Charismatic Christians Get Spirits Sparked


Drawing charismatic Christians from Seattle to San Diego, the West Coast Believers’ Convention in Anaheim this week is a testament to the phenomenal growth of a movement once viewed skeptically as a fringe element.

The weeklong event at the Convention Center has more than 2,000 registered participants and drew more than 5,000 Tuesday night to hear Texas-based minister Kenneth Copeland preach.

High-profile preachers like Copeland and his wife, Gloria, who head Eagle Mountain International Church in Fort Worth, have spent decades appealing to mainstream Christians by making charismatic worship more accessible.


With their emphasis on direct divine inspiration, healing powers and speaking in tongues, charismatics historically have made many mainstream Christians uncomfortable. But the emphasis on the benevolence of God, the power of forgiveness and the benefits of optimism is a strong draw.

“It’s the segment of Christianity that is growing fastest around the world right now,” said Lee Grady, editor of Florida-based Charisma magazine, with circulation of 250,000. “While the mainline churches are declining, charismatic and Pentecostal churches are growing and are healthy. It’s where the action is.”

Part of the reason, Grady said, is the charismatic movement’s acceptance of women as leaders.

“A lot of evangelicals are still arguing about whether women can minister today,” he said. “And here’s Gloria Copeland already doing it and doing it well.”

Dressed in a bright pink suit, Gloria Copeland stood at the podium Wednesday morning to tell how to teach the Bible to children and keep them interested in Sunday school.

“Going to church ought to be fun,” she said in a talk laced with personal, humorous anecdotes. “If you go to church and it’s a drag, you’re going to the wrong church.”


Indeed, her Bible lessons are the main draw for many participants at this year’s convention.

“Gloria keeps you grounded, and Kenneth gives you new insights,” said Stephen Rodriguez, 20, clutching his Bible under his arm as he left the Wednesday morning session. “They preach that God is a good God. I love that.

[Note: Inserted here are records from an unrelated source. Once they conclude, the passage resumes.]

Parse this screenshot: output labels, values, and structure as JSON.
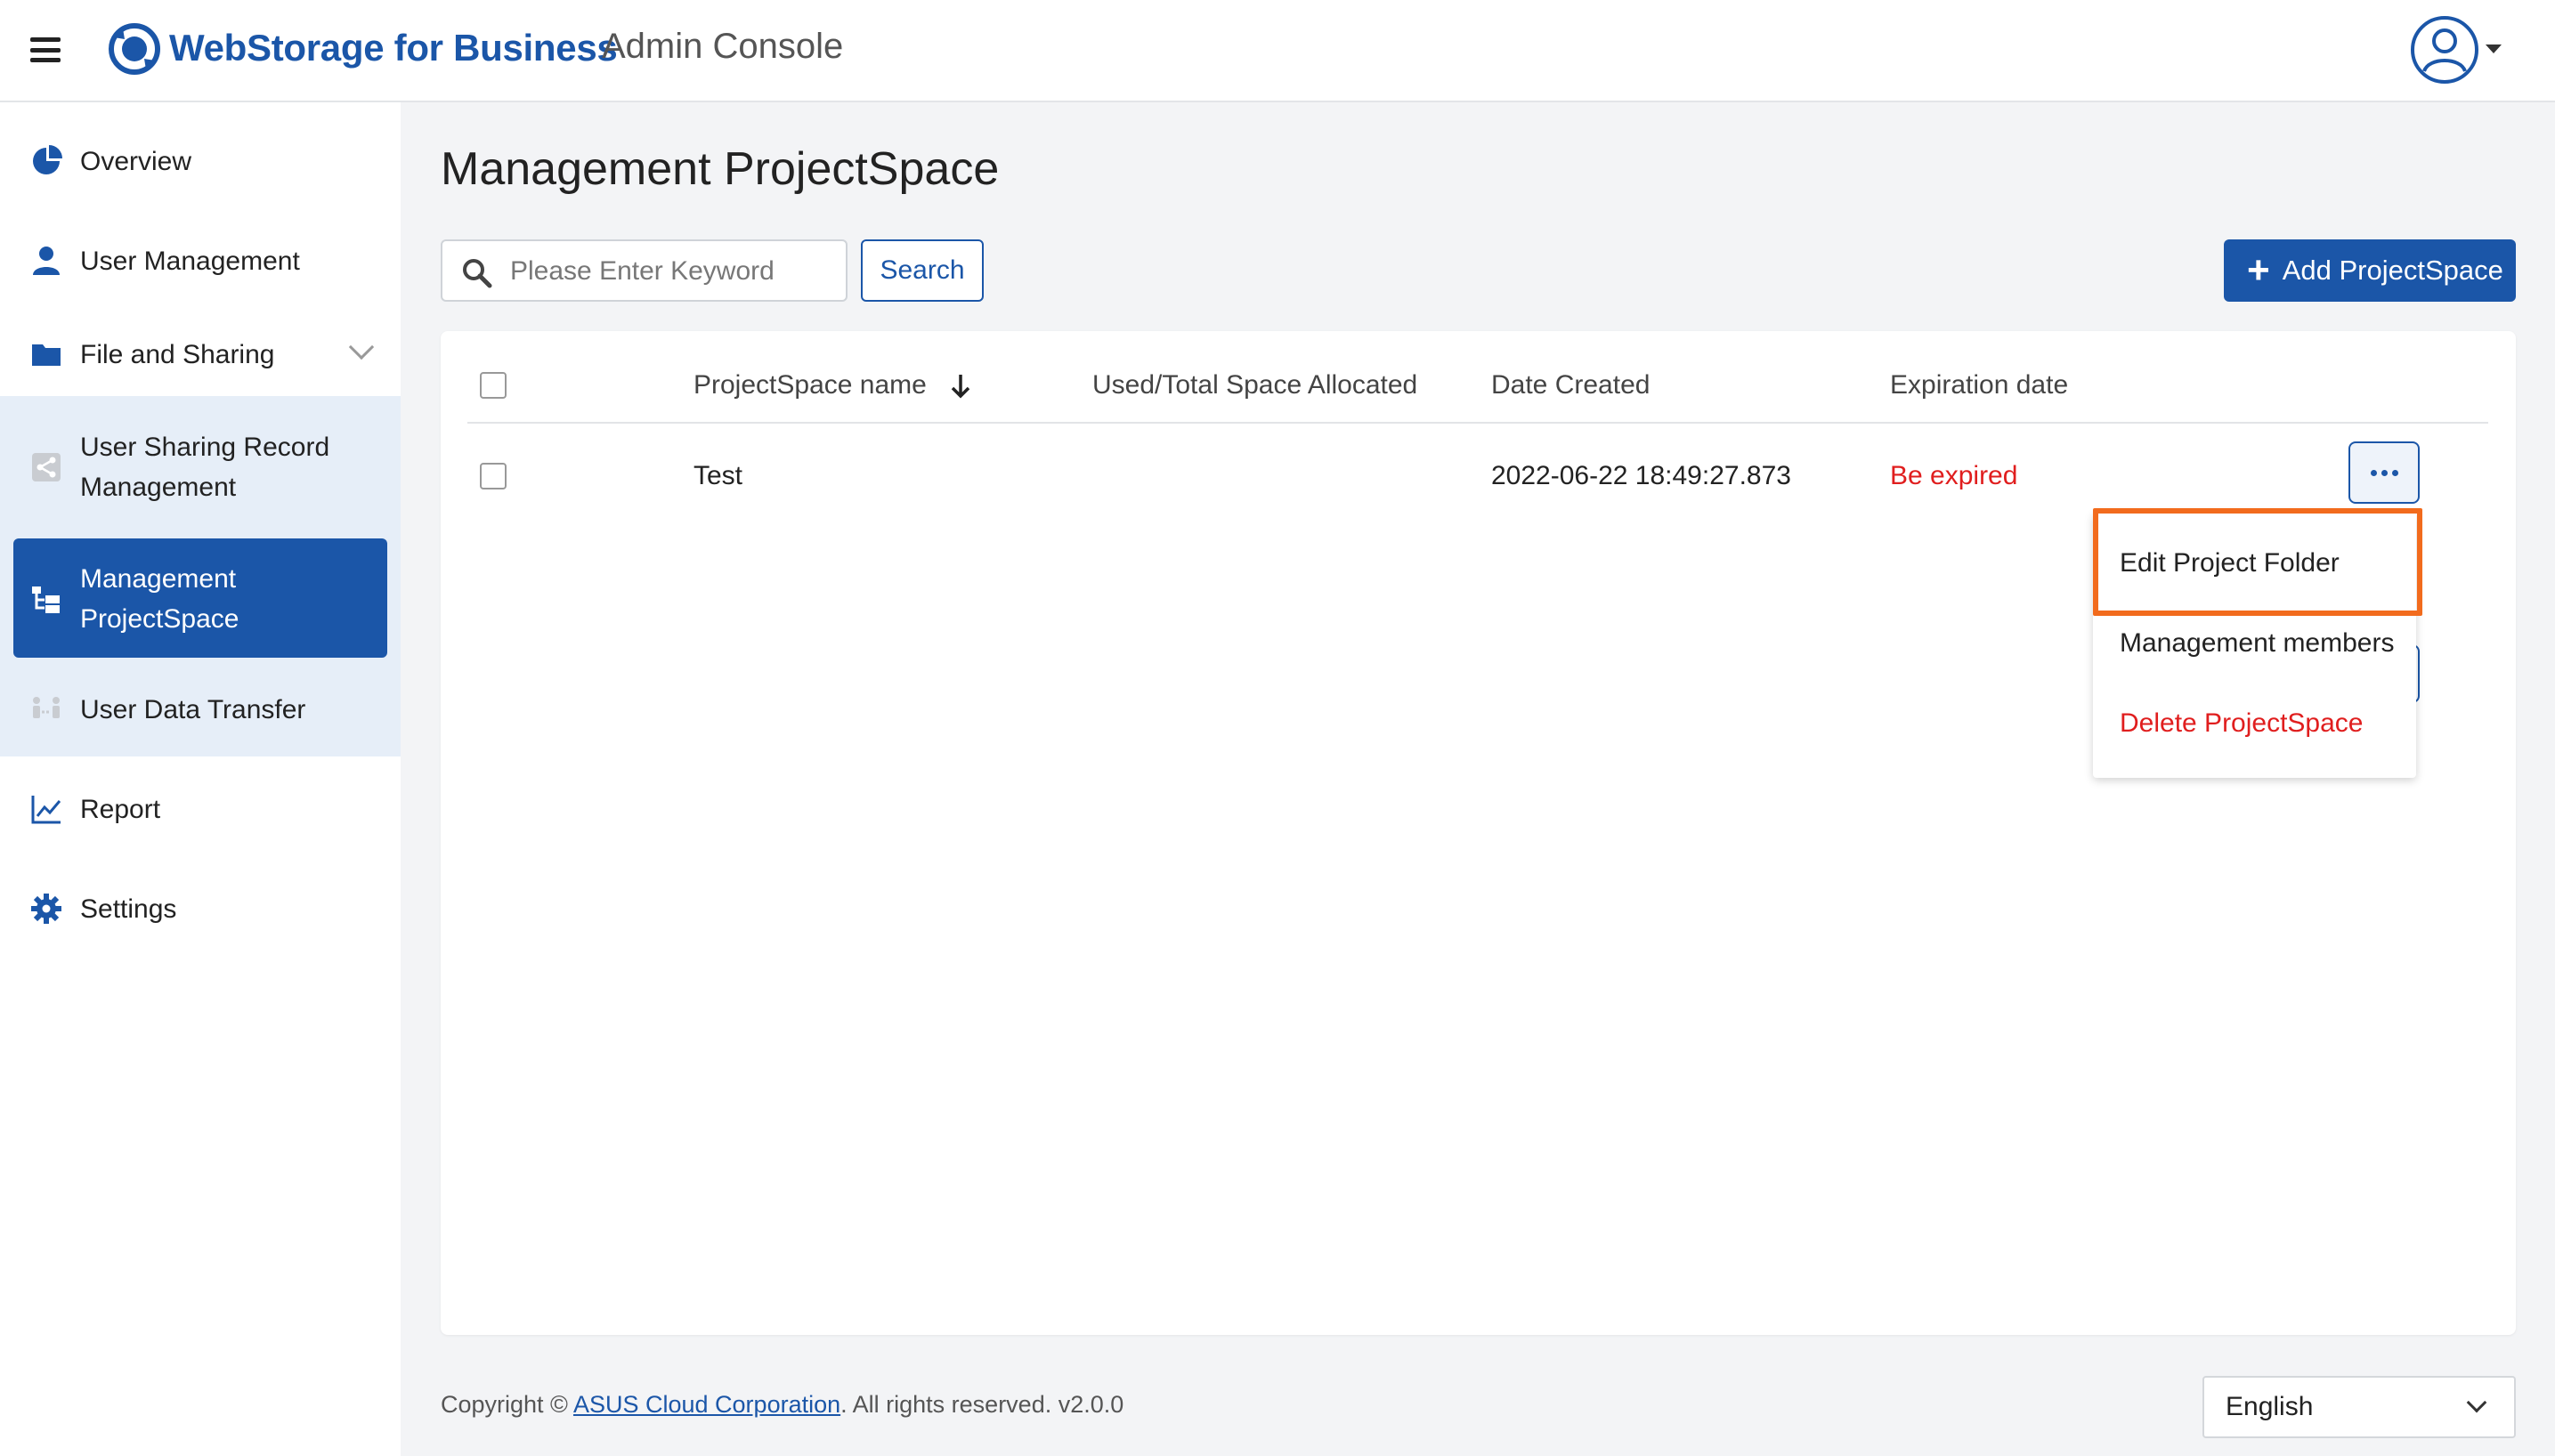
{
  "header": {
    "brand": "WebStorage for Business",
    "subtitle": "Admin Console",
    "menu_icon": "hamburger-icon",
    "avatar_icon": "user-avatar-icon",
    "brand_color": "#1b56a8"
  },
  "sidebar": {
    "items": [
      {
        "label": "Overview",
        "icon": "pie-chart-icon"
      },
      {
        "label": "User Management",
        "icon": "user-icon"
      },
      {
        "label": "File and Sharing",
        "icon": "folder-icon",
        "expanded": true
      },
      {
        "label": "User Sharing Record\nManagement",
        "icon": "share-icon"
      },
      {
        "label": "Management\nProjectSpace",
        "icon": "project-tree-icon",
        "active": true
      },
      {
        "label": "User Data Transfer",
        "icon": "transfer-icon"
      },
      {
        "label": "Report",
        "icon": "line-chart-icon"
      },
      {
        "label": "Settings",
        "icon": "gear-icon"
      }
    ]
  },
  "main": {
    "title": "Management ProjectSpace",
    "search": {
      "placeholder": "Please Enter Keyword",
      "value": "",
      "button": "Search"
    },
    "add_button": "Add ProjectSpace",
    "table": {
      "columns": [
        "ProjectSpace name",
        "Used/Total Space Allocated",
        "Date Created",
        "Expiration date"
      ],
      "sort_column": "ProjectSpace name",
      "rows": [
        {
          "name": "Test",
          "space": "",
          "created": "2022-06-22 18:49:27.873",
          "expiration": "Be expired"
        }
      ]
    },
    "row_menu": {
      "items": [
        "Edit Project Folder",
        "Management members",
        "Delete ProjectSpace"
      ],
      "highlighted": "Edit Project Folder"
    }
  },
  "footer": {
    "copyright_prefix": "Copyright ©",
    "company": "ASUS Cloud Corporation",
    "suffix": ". All rights reserved. v2.0.0",
    "language": "English"
  },
  "colors": {
    "accent": "#1b56a8",
    "danger": "#e01e1e",
    "highlight": "#f26b1d"
  }
}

We have enough trouble in this world as human beings. It’s good to know that God’s on your side.”

Rodriguez, who took vacation days to make the road trip from Phoenix, said Gloria Copeland is known for her teaching, while Kenneth Copeland is known for his fiery oratory and speaking in tongues.

Whereas charismatics historically have been members of Pentecostal congregations--fundamentalist Protestant churches emphasizing direct inspiration by the Holy Spirit--high-profile leaders like the Copelands have a broader appeal. Those who track the charismatic movement say it increasingly includes people who are members of large nondenominational churches and some mainstream congregations.

Global Evangelization Movement Research, an organization based in Richmond, Va., estimates that charismatic Christians now number more than 523 million worldwide.

The convention is a chance for believers to meet and worship with thousands of other charismatic Christians. It serves as a pep rally and a chance to recharge spiritual batteries. Some of those attending are pastors seeking inspiration for their own sermons. Study sessions are laid-back, with participants taking extensive notes and marking convention materials with highlighters as they listen raptly.


Some said the movement’s emphasis on positive thinking is the big attraction, for they find it disheartening to live by Christian ideals in a secular world.

Firefighter Brian Coney of Yorba Linda said he attends to renew his faith and surround himself with like-minded Christians.

“I came here to keep my spiritual acumen sharp,” said Coney, 42. “It has the tendency to get dull because the things you encounter every day can make you feel like there’s not a God.”

Coney, who goes to a charismatic church in Walnut, said he became a Christian in 1972 and has been following the Copelands’ ministry and reading their books for 25 years.

Fighting fires as a profession became a symbol for his internal battle to keep the devil at bay, he said.

Kim Warf, 37, drove from Mesa, Ariz., for the convention. Becoming a Christian is the easy part, she said.


“The key is to stay on track and not get distracted by the devil,” she said. Of the Copelands and their colleagues, she said, “These men and women of God are pointing us in the right direction.”